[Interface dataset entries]
===============
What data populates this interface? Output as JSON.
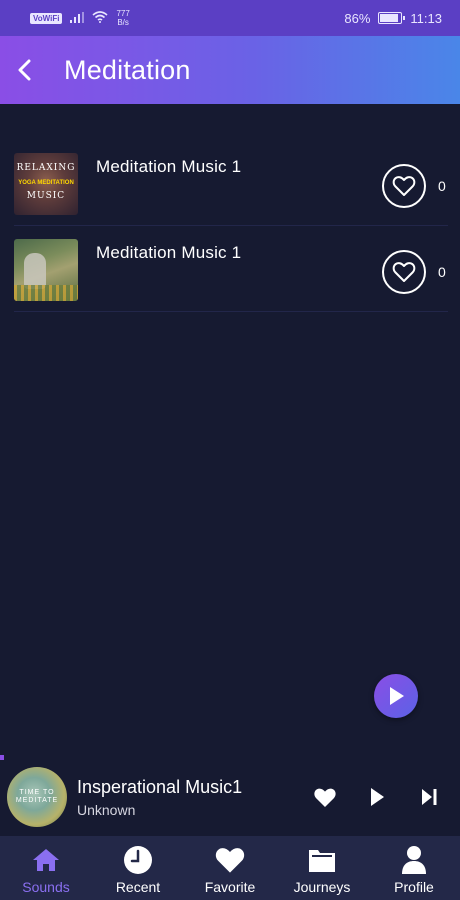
{
  "status_bar": {
    "network_badge": "VoWiFi",
    "net_speed_value": "777",
    "net_speed_unit": "B/s",
    "battery": "86%",
    "time": "11:13"
  },
  "header": {
    "title": "Meditation",
    "back_icon": "chevron-left-icon"
  },
  "tracks": [
    {
      "title": "Meditation Music 1",
      "thumb_line1": "RELAXING",
      "thumb_line2": "YOGA MEDITATION",
      "thumb_line3": "MUSIC",
      "favorite_count": "0"
    },
    {
      "title": "Meditation Music 1",
      "favorite_count": "0"
    }
  ],
  "now_playing": {
    "title": "Insperational Music1",
    "artist": "Unknown",
    "art_text": "TIME TO MEDITATE"
  },
  "nav": {
    "items": [
      {
        "label": "Sounds",
        "icon": "home-icon",
        "active": true
      },
      {
        "label": "Recent",
        "icon": "clock-icon",
        "active": false
      },
      {
        "label": "Favorite",
        "icon": "heart-icon",
        "active": false
      },
      {
        "label": "Journeys",
        "icon": "folder-icon",
        "active": false
      },
      {
        "label": "Profile",
        "icon": "user-icon",
        "active": false
      }
    ]
  },
  "colors": {
    "background": "#161a31",
    "header_gradient_start": "#8a4ee6",
    "header_gradient_end": "#4a86e8",
    "status_bar": "#5b3fc4",
    "nav_background": "#232848",
    "active_accent": "#8a6ff0"
  }
}
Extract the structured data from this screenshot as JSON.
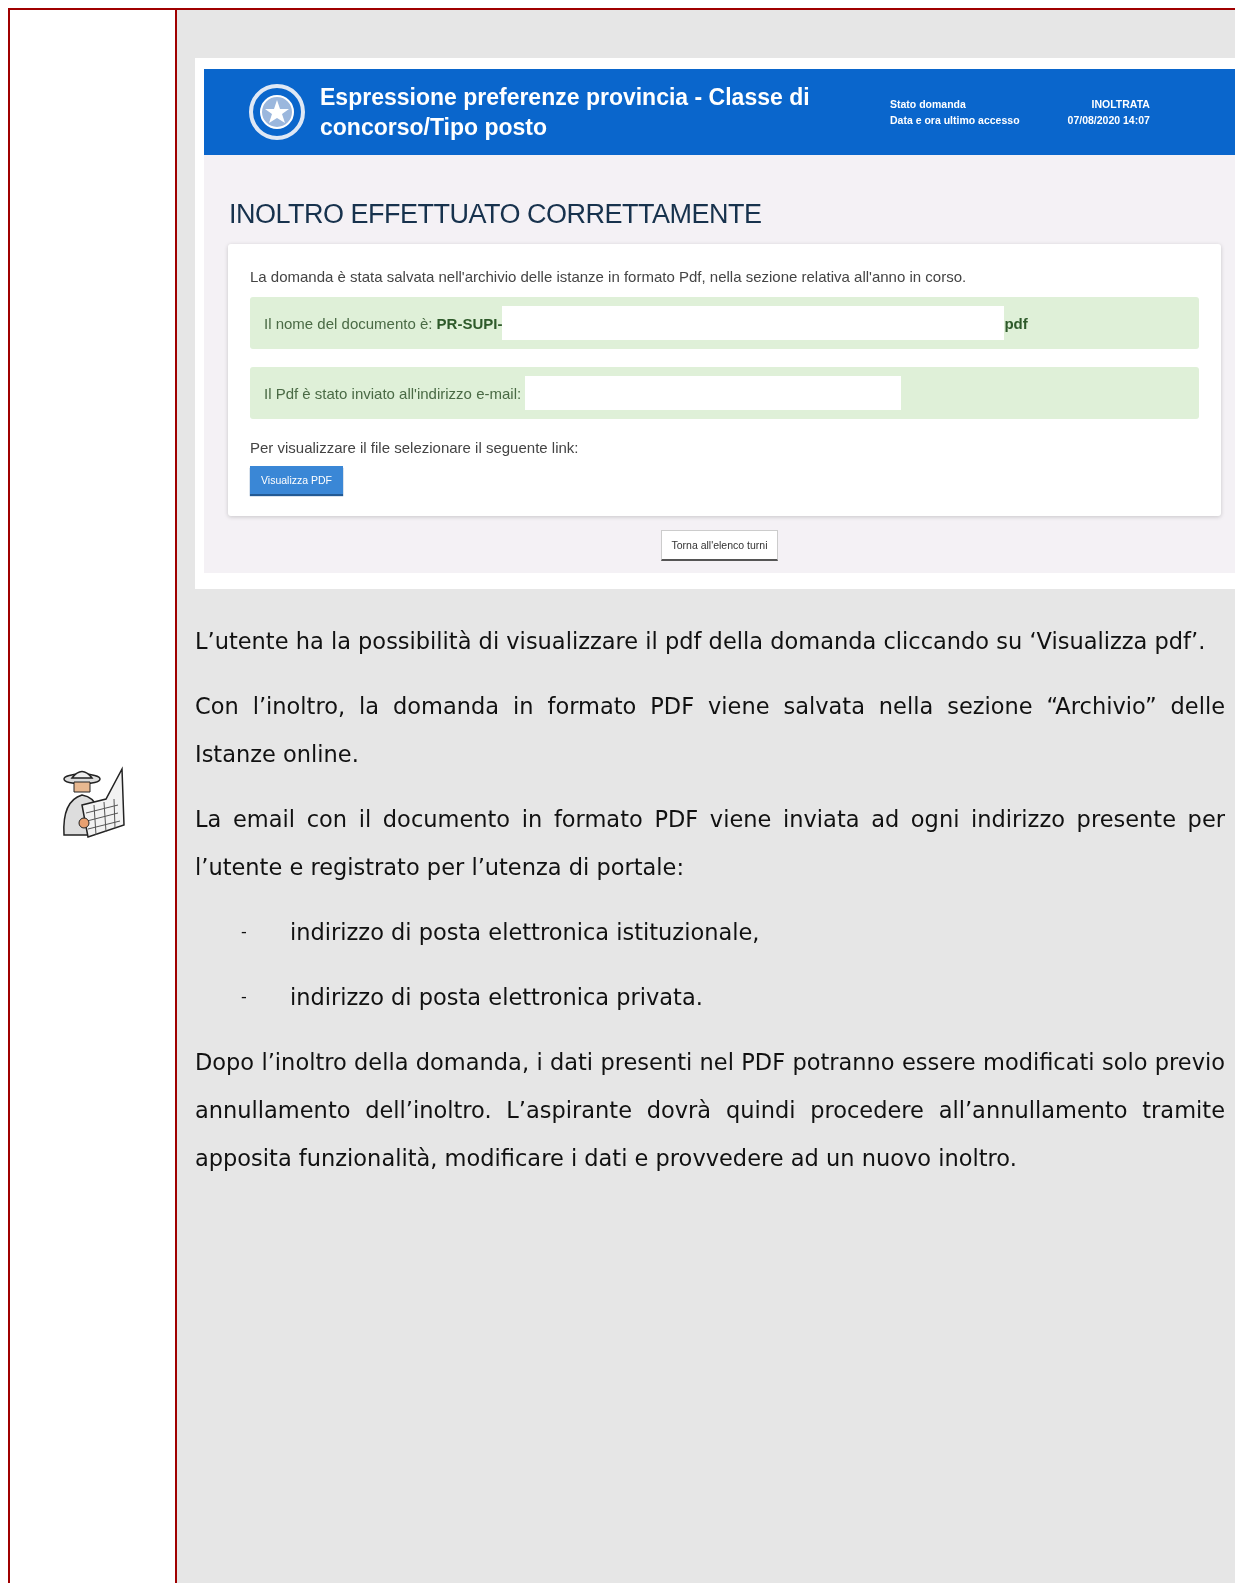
{
  "screenshot": {
    "header": {
      "title": "Espressione preferenze provincia - Classe di concorso/Tipo posto",
      "status_label": "Stato domanda",
      "status_value": "INOLTRATA",
      "date_label": "Data e ora ultimo accesso",
      "date_value": "07/08/2020 14:07"
    },
    "heading": "INOLTRO EFFETTUATO CORRETTAMENTE",
    "intro": "La domanda è stata salvata nell'archivio delle istanze in formato Pdf, nella sezione relativa all'anno in corso.",
    "document_name": {
      "label": "Il nome del documento è:",
      "prefix": "PR-SUPI-",
      "suffix": "pdf"
    },
    "email": {
      "label": "Il Pdf è stato inviato all'indirizzo e-mail:"
    },
    "link_prompt": "Per visualizzare il file selezionare il seguente link:",
    "view_button": "Visualizza PDF",
    "back_button": "Torna all'elenco turni"
  },
  "body": [
    {
      "kind": "paragraph",
      "text": "L’utente ha la possibilità di visualizzare il pdf della domanda cliccando su ‘Visualizza pdf’."
    },
    {
      "kind": "paragraph",
      "text": "Con l’inoltro, la domanda in formato PDF viene salvata nella sezione “Archivio” delle Istanze online."
    },
    {
      "kind": "paragraph",
      "text": "La email con il documento in formato PDF viene inviata ad ogni indirizzo presente per l’utente e registrato per l’utenza di portale:"
    },
    {
      "kind": "bullet",
      "marker": "-",
      "text": "indirizzo di posta elettronica istituzionale,"
    },
    {
      "kind": "bullet",
      "marker": "-",
      "text": "indirizzo di posta elettronica privata."
    },
    {
      "kind": "paragraph",
      "text": "Dopo l’inoltro della domanda, i dati presenti nel PDF potranno essere modificati solo previo annullamento dell’inoltro. L’aspirante dovrà quindi procedere all’annullamento tramite apposita funzionalità, modificare i dati e provvedere ad un nuovo inoltro."
    }
  ]
}
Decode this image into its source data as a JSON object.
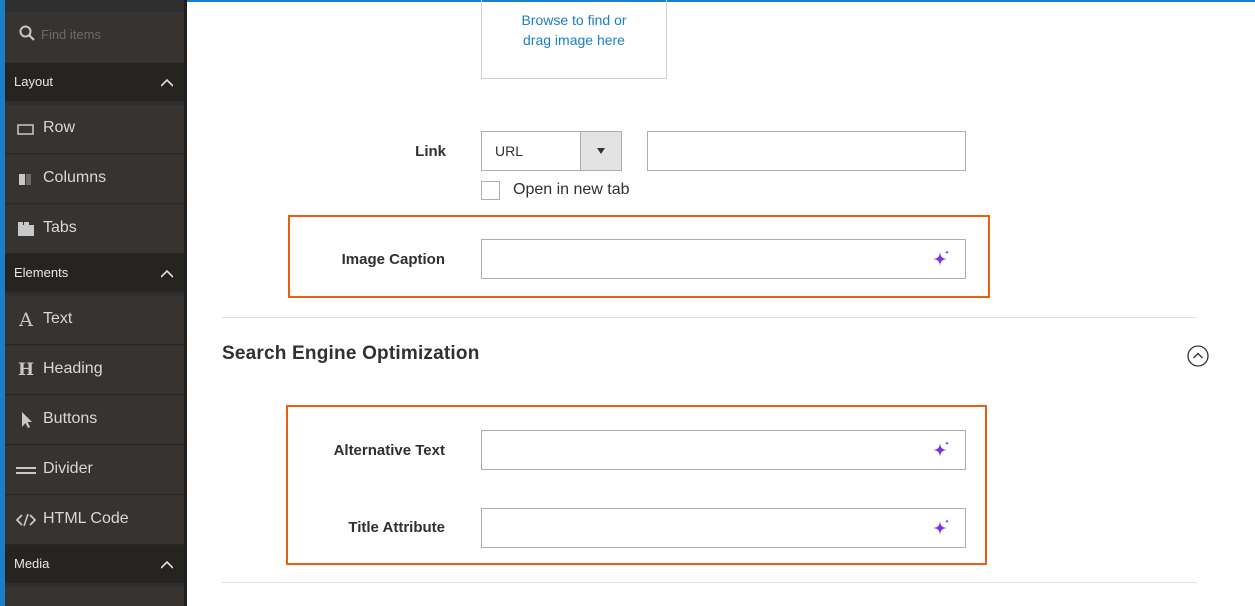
{
  "sidebar": {
    "search_placeholder": "Find items",
    "sections": [
      {
        "label": "Layout"
      },
      {
        "label": "Elements"
      },
      {
        "label": "Media"
      }
    ],
    "items": [
      {
        "label": "Row",
        "icon": "row-icon"
      },
      {
        "label": "Columns",
        "icon": "columns-icon"
      },
      {
        "label": "Tabs",
        "icon": "tabs-icon"
      },
      {
        "label": "Text",
        "icon": "text-icon"
      },
      {
        "label": "Heading",
        "icon": "heading-icon"
      },
      {
        "label": "Buttons",
        "icon": "buttons-icon"
      },
      {
        "label": "Divider",
        "icon": "divider-icon"
      },
      {
        "label": "HTML Code",
        "icon": "html-code-icon"
      }
    ]
  },
  "upload": {
    "text_line1": "Browse to find or",
    "text_line2": "drag image here"
  },
  "link": {
    "label": "Link",
    "type_value": "URL",
    "url_value": "",
    "open_new_tab_label": "Open in new tab"
  },
  "caption": {
    "label": "Image Caption",
    "value": ""
  },
  "seo": {
    "title": "Search Engine Optimization",
    "alt_label": "Alternative Text",
    "alt_value": "",
    "title_attr_label": "Title Attribute",
    "title_attr_value": ""
  },
  "colors": {
    "accent_blue": "#1a7fc7",
    "highlight_orange": "#eb5f0c",
    "sparkle_purple": "#7b2ff0",
    "sidebar_bg": "#373330"
  }
}
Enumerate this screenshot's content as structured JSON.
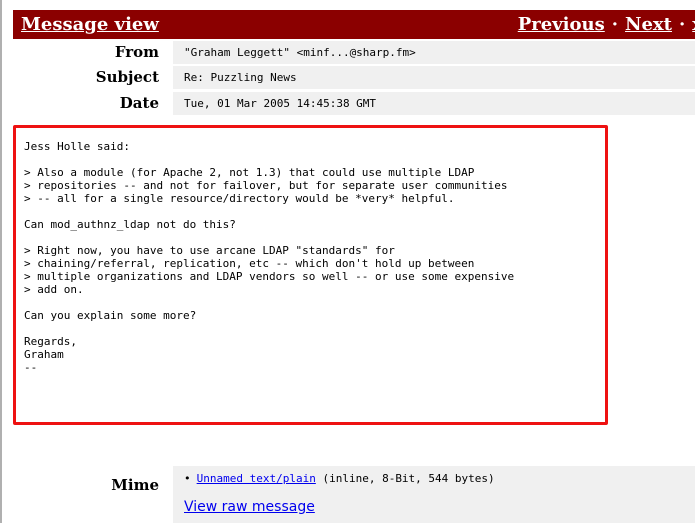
{
  "titlebar": {
    "title": "Message view",
    "previous_label": "Previous",
    "next_label": "Next",
    "separator": "·",
    "close_label": "x"
  },
  "headers": [
    {
      "label": "From",
      "value": "\"Graham Leggett\" <minf...@sharp.fm>"
    },
    {
      "label": "Subject",
      "value": "Re: Puzzling News"
    },
    {
      "label": "Date",
      "value": "Tue, 01 Mar 2005 14:45:38 GMT"
    }
  ],
  "body": "Jess Holle said:\n\n> Also a module (for Apache 2, not 1.3) that could use multiple LDAP\n> repositories -- and not for failover, but for separate user communities\n> -- all for a single resource/directory would be *very* helpful.\n\nCan mod_authnz_ldap not do this?\n\n> Right now, you have to use arcane LDAP \"standards\" for\n> chaining/referral, replication, etc -- which don't hold up between\n> multiple organizations and LDAP vendors so well -- or use some expensive\n> add on.\n\nCan you explain some more?\n\nRegards,\nGraham\n--",
  "mime": {
    "label": "Mime",
    "bullet": "•",
    "attachment_link": "Unnamed text/plain",
    "attachment_info": " (inline, 8-Bit, 544 bytes)",
    "raw_link": "View raw message"
  },
  "colors": {
    "titlebar_bg": "#8b0000",
    "highlight_border": "#ee1111",
    "row_bg": "#f0f0f0",
    "link": "#0000ee"
  }
}
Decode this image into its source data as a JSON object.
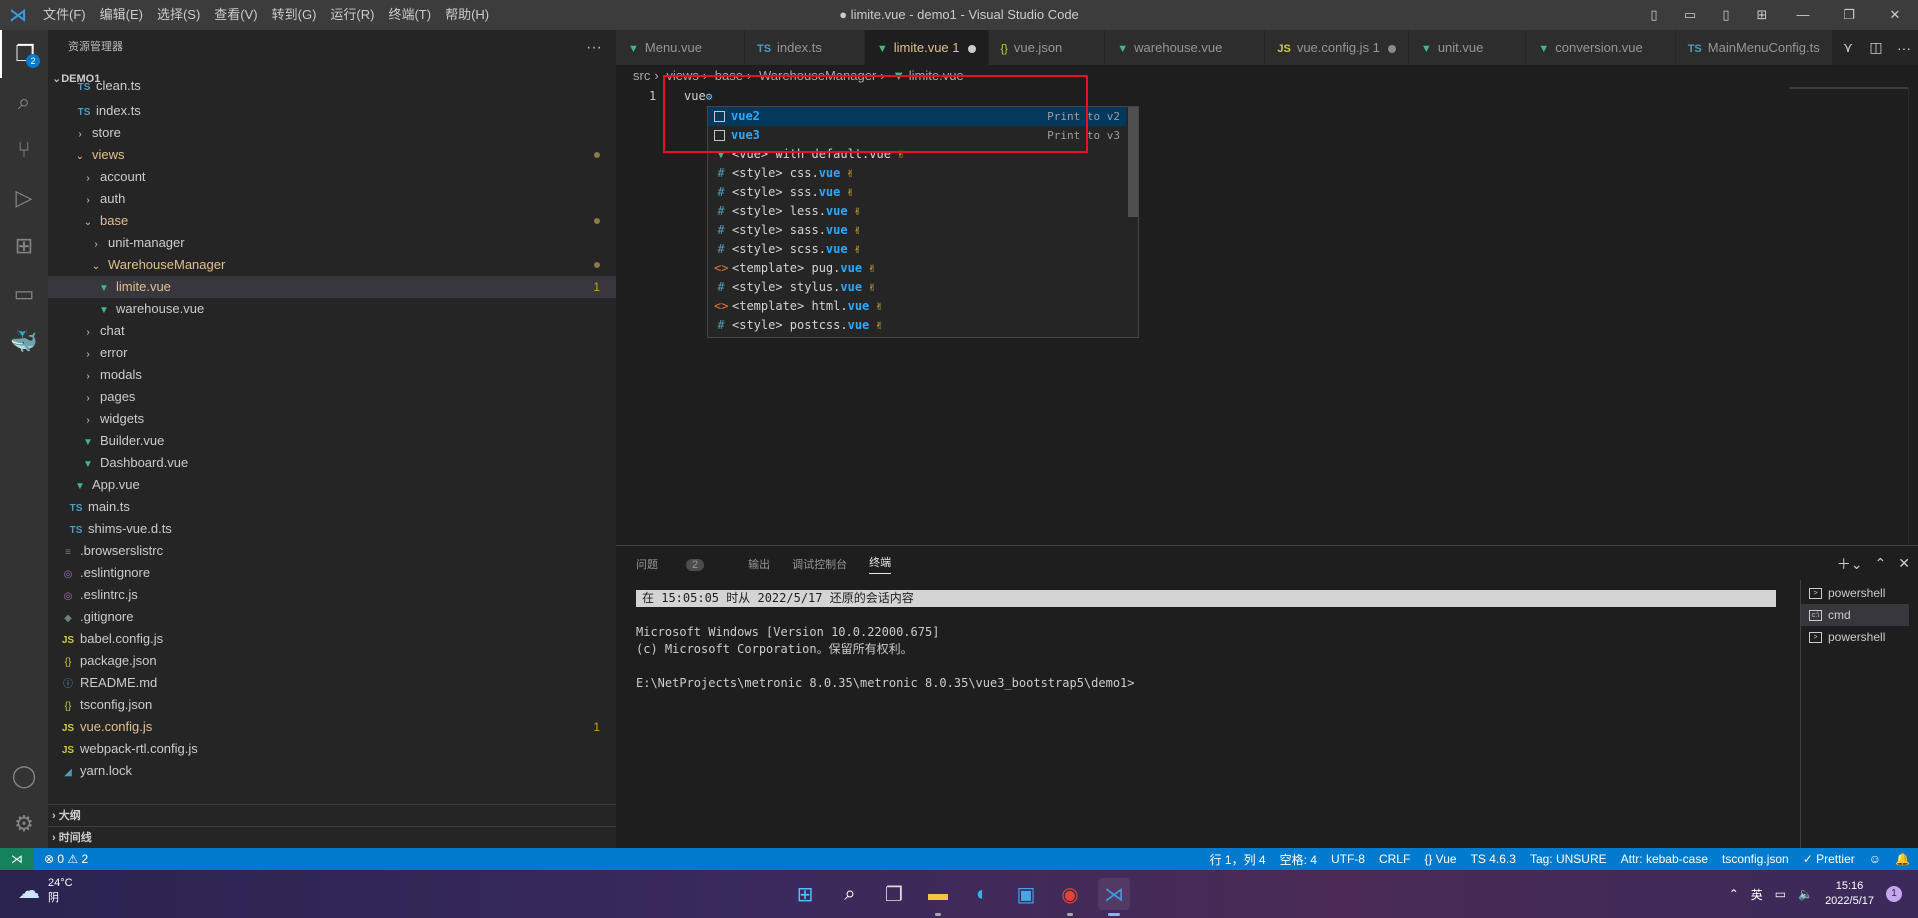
{
  "window": {
    "title": "● limite.vue - demo1 - Visual Studio Code",
    "menu": [
      "文件(F)",
      "编辑(E)",
      "选择(S)",
      "查看(V)",
      "转到(G)",
      "运行(R)",
      "终端(T)",
      "帮助(H)"
    ],
    "controls": {
      "minimize": "—",
      "maximize": "❐",
      "close": "✕"
    }
  },
  "activity": {
    "scm_badge": "2",
    "account_badge": ""
  },
  "sidebar": {
    "header": "资源管理器",
    "more": "···",
    "project": "DEMO1",
    "items": [
      {
        "label": "clean.ts",
        "icon": "TS"
      },
      {
        "label": "index.ts",
        "icon": "TS"
      },
      {
        "label": "store",
        "icon": "›"
      },
      {
        "label": "views",
        "icon": "⌄"
      },
      {
        "label": "account",
        "icon": "›"
      },
      {
        "label": "auth",
        "icon": "›"
      },
      {
        "label": "base",
        "icon": "⌄"
      },
      {
        "label": "unit-manager",
        "icon": "›"
      },
      {
        "label": "WarehouseManager",
        "icon": "⌄"
      },
      {
        "label": "limite.vue",
        "icon": "▼",
        "count": "1"
      },
      {
        "label": "warehouse.vue",
        "icon": "▼"
      },
      {
        "label": "chat",
        "icon": "›"
      },
      {
        "label": "error",
        "icon": "›"
      },
      {
        "label": "modals",
        "icon": "›"
      },
      {
        "label": "pages",
        "icon": "›"
      },
      {
        "label": "widgets",
        "icon": "›"
      },
      {
        "label": "Builder.vue",
        "icon": "▼"
      },
      {
        "label": "Dashboard.vue",
        "icon": "▼"
      },
      {
        "label": "App.vue",
        "icon": "▼"
      },
      {
        "label": "main.ts",
        "icon": "TS"
      },
      {
        "label": "shims-vue.d.ts",
        "icon": "TS"
      },
      {
        "label": ".browserslistrc",
        "icon": "≡"
      },
      {
        "label": ".eslintignore",
        "icon": "◎"
      },
      {
        "label": ".eslintrc.js",
        "icon": "◎"
      },
      {
        "label": ".gitignore",
        "icon": "◆"
      },
      {
        "label": "babel.config.js",
        "icon": "JS"
      },
      {
        "label": "package.json",
        "icon": "{}"
      },
      {
        "label": "README.md",
        "icon": "ⓘ"
      },
      {
        "label": "tsconfig.json",
        "icon": "{}"
      },
      {
        "label": "vue.config.js",
        "icon": "JS",
        "count": "1"
      },
      {
        "label": "webpack-rtl.config.js",
        "icon": "JS"
      },
      {
        "label": "yarn.lock",
        "icon": "🧶"
      }
    ],
    "outline": "大纲",
    "timeline": "时间线"
  },
  "tabs": [
    {
      "label": "Menu.vue",
      "icon": "▼"
    },
    {
      "label": "index.ts",
      "icon": "TS"
    },
    {
      "label": "limite.vue 1",
      "icon": "▼"
    },
    {
      "label": "vue.json",
      "icon": "{}"
    },
    {
      "label": "warehouse.vue",
      "icon": "▼"
    },
    {
      "label": "vue.config.js 1",
      "icon": "JS"
    },
    {
      "label": "unit.vue",
      "icon": "▼"
    },
    {
      "label": "conversion.vue",
      "icon": "▼"
    },
    {
      "label": "MainMenuConfig.ts",
      "icon": "TS"
    }
  ],
  "breadcrumb": [
    "src",
    "views",
    "base",
    "WarehouseManager",
    "limite.vue"
  ],
  "editor": {
    "line_number": "1",
    "code": "vue"
  },
  "suggest": [
    {
      "icon": "□",
      "pre": "",
      "hl": "vue2",
      "post": "",
      "detail": "Print to v2"
    },
    {
      "icon": "□",
      "pre": "",
      "hl": "vue3",
      "post": "",
      "detail": "Print to v3"
    },
    {
      "icon": "▼",
      "pre": "<vue> with default.vue",
      "hl": "",
      "post": "",
      "detail": ""
    },
    {
      "icon": "#",
      "pre": "<style> css.",
      "hl": "vue",
      "post": "",
      "detail": ""
    },
    {
      "icon": "#",
      "pre": "<style> sss.",
      "hl": "vue",
      "post": "",
      "detail": ""
    },
    {
      "icon": "#",
      "pre": "<style> less.",
      "hl": "vue",
      "post": "",
      "detail": ""
    },
    {
      "icon": "#",
      "pre": "<style> sass.",
      "hl": "vue",
      "post": "",
      "detail": ""
    },
    {
      "icon": "#",
      "pre": "<style> scss.",
      "hl": "vue",
      "post": "",
      "detail": ""
    },
    {
      "icon": "<>",
      "pre": "<template> pug.",
      "hl": "vue",
      "post": "",
      "detail": ""
    },
    {
      "icon": "#",
      "pre": "<style> stylus.",
      "hl": "vue",
      "post": "",
      "detail": ""
    },
    {
      "icon": "<>",
      "pre": "<template> html.",
      "hl": "vue",
      "post": "",
      "detail": ""
    },
    {
      "icon": "#",
      "pre": "<style> postcss.",
      "hl": "vue",
      "post": "",
      "detail": ""
    }
  ],
  "panel": {
    "tabs": [
      "问题",
      "输出",
      "调试控制台",
      "终端"
    ],
    "problems_count": "2",
    "terminal_lines": [
      "在 15:05:05 时从 2022/5/17 还原的会话内容",
      "",
      "Microsoft Windows [Version 10.0.22000.675]",
      "(c) Microsoft Corporation。保留所有权利。",
      "",
      "E:\\NetProjects\\metronic 8.0.35\\metronic 8.0.35\\vue3_bootstrap5\\demo1>"
    ],
    "terminals": [
      "powershell",
      "cmd",
      "powershell"
    ]
  },
  "status": {
    "errors": "⊗ 0 ⚠ 2",
    "position": "行 1，列 4",
    "spaces": "空格: 4",
    "encoding": "UTF-8",
    "eol": "CRLF",
    "language": "{} Vue",
    "ts": "TS 4.6.3",
    "tag": "Tag: UNSURE",
    "attr": "Attr: kebab-case",
    "tsconfig": "tsconfig.json",
    "prettier": "✓ Prettier"
  },
  "taskbar": {
    "weather_temp": "24°C",
    "weather_desc": "阴",
    "ime": "英",
    "time": "15:16",
    "date": "2022/5/17",
    "notif": "1"
  },
  "colors": {
    "accent": "#007acc",
    "modified": "#e2c08d",
    "vue": "#41b883",
    "highlight": "#e81123"
  }
}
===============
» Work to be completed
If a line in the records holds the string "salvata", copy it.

» Response for this exercise
    "intro": "La domanda è stata salvata nell'archivio delle istanze in formato Pdf, nella sezione relativa all'anno in corso.",
      "text": "Con l’inoltro, la domanda in formato PDF viene salvata nella sezione “Archivio” delle Istanze online."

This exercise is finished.